And further on — another. Clearly the creative director of the wood has been distracted by other things

Who needs cake?

There is no adventure playground and nowhere to buy cake. This is just a private wood, with some public paths going through.

One of them happens to cross a wide wooden bridge, built in 1907 for the conveying of heavy logs. Originally called Posingford Bridge it was renamed Poohsticks Bridge in the 70s, with a wary Christopher Robin in attendance.


If it were not for some wooden obelisks pointing in the direction of the PBRIDGE you might fail to notice its significance, except to admire its stout construction.

There is a small framed notice board to which visitors have directed their urge to record polite messages like: “Sharon + Jeanne 2014 Pooh Pilgrimage”. If you go on a weekday morning you won’t see any Pooh pilgrims, just the occasional person with a dog.
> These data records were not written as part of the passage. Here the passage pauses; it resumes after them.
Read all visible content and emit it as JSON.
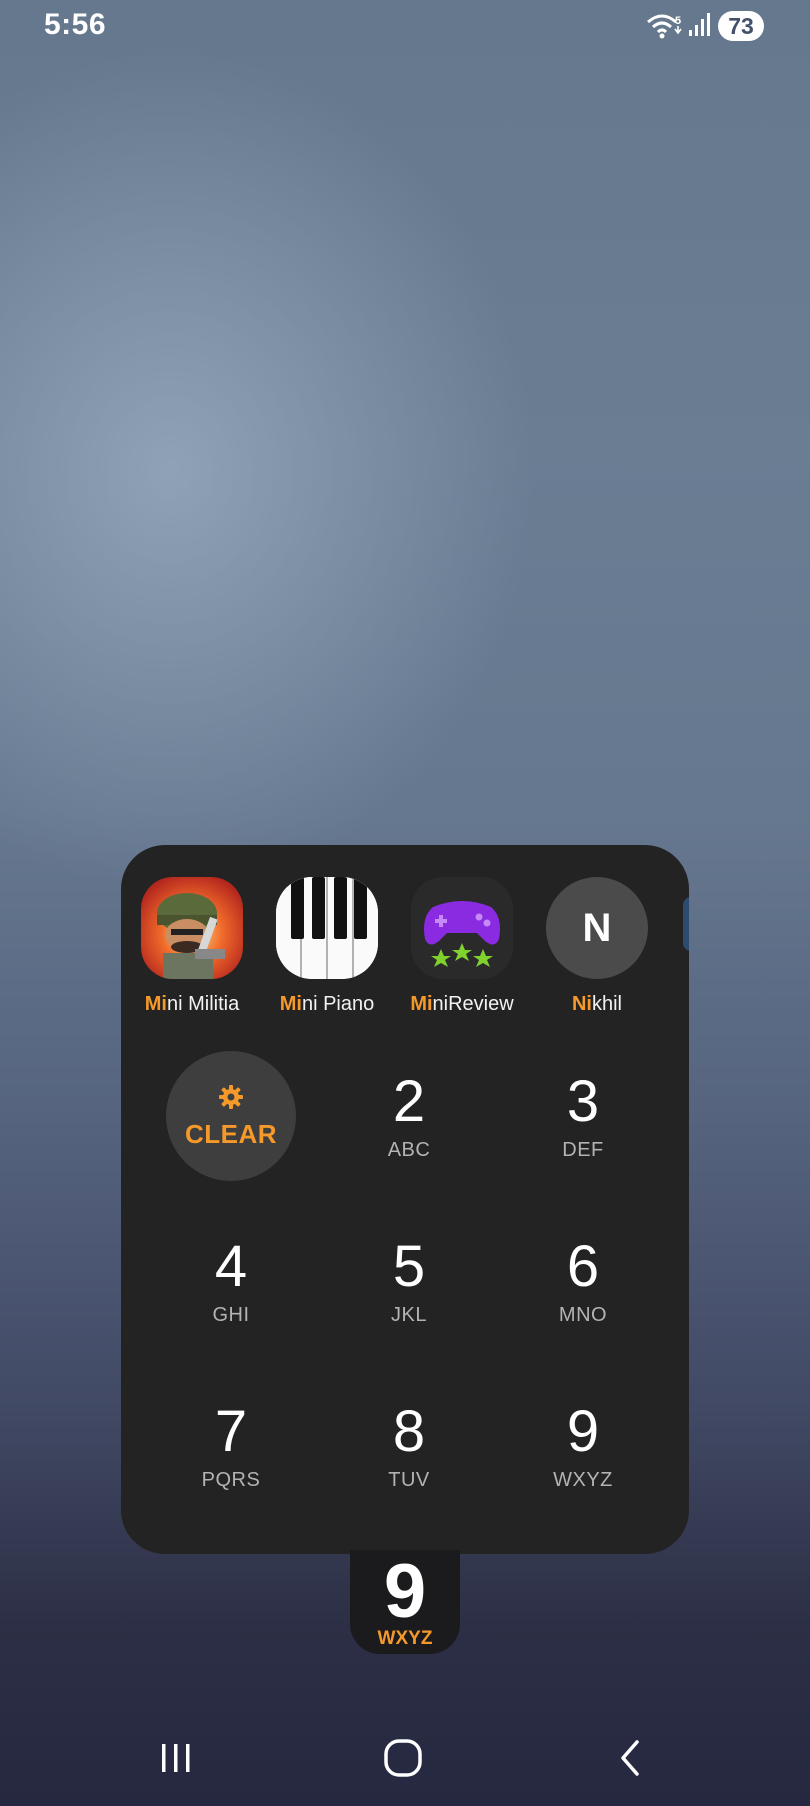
{
  "status_bar": {
    "time": "5:56",
    "wifi_badge": "5",
    "battery_level": "73",
    "icons": [
      "wifi-icon",
      "signal-icon",
      "battery-icon"
    ]
  },
  "search_results": [
    {
      "highlight": "Mi",
      "rest": "ni Militia",
      "icon": "mini-militia-icon",
      "type": "app"
    },
    {
      "highlight": "Mi",
      "rest": "ni Piano",
      "icon": "piano-icon",
      "type": "app"
    },
    {
      "highlight": "Mi",
      "rest": "niReview",
      "icon": "gamepad-icon",
      "type": "app"
    },
    {
      "highlight": "Ni",
      "rest": "khil",
      "icon": "contact-avatar",
      "type": "contact",
      "initial": "N"
    }
  ],
  "keypad": {
    "clear_label": "CLEAR",
    "keys": [
      {
        "digit": "2",
        "letters": "ABC"
      },
      {
        "digit": "3",
        "letters": "DEF"
      },
      {
        "digit": "4",
        "letters": "GHI"
      },
      {
        "digit": "5",
        "letters": "JKL"
      },
      {
        "digit": "6",
        "letters": "MNO"
      },
      {
        "digit": "7",
        "letters": "PQRS"
      },
      {
        "digit": "8",
        "letters": "TUV"
      },
      {
        "digit": "9",
        "letters": "WXYZ"
      }
    ]
  },
  "floating_key": {
    "digit": "9",
    "letters": "WXYZ"
  },
  "colors": {
    "accent": "#f59a2a",
    "panel": "#232323",
    "key_letters": "#b3b3b3"
  },
  "nav_bar": {
    "buttons": [
      "recents-icon",
      "home-icon",
      "back-icon"
    ]
  }
}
Winnie the Pooh, PRIVAT

Beyond the well-loved bridge, its currents slowed by a weekend of games, things start to become more of this world.

Gates bear the legend PRIVATE. As the wood ends, neat lawns with signs begin. They mainly read like this: “Private Land No Parking No Picnics”. Residents are not charmed by EH Shepard’s map indicating a “Nice For Piknicks” somewhere around this spot.

Keep it quiet

There is a shop in Hartfield village dedicated to the genius of Milne and Disney, with updated guides to local Pooh places which are more accessible and less enchanted. Nanny Alice might not approve but in the case of the 100-Acre Wood: it’s nice not to share, too much. This way, it is possible to visit this agreeable place on one’s own terms, without the social contract that an entry fee brings.

Just remember to use the Pooh car park.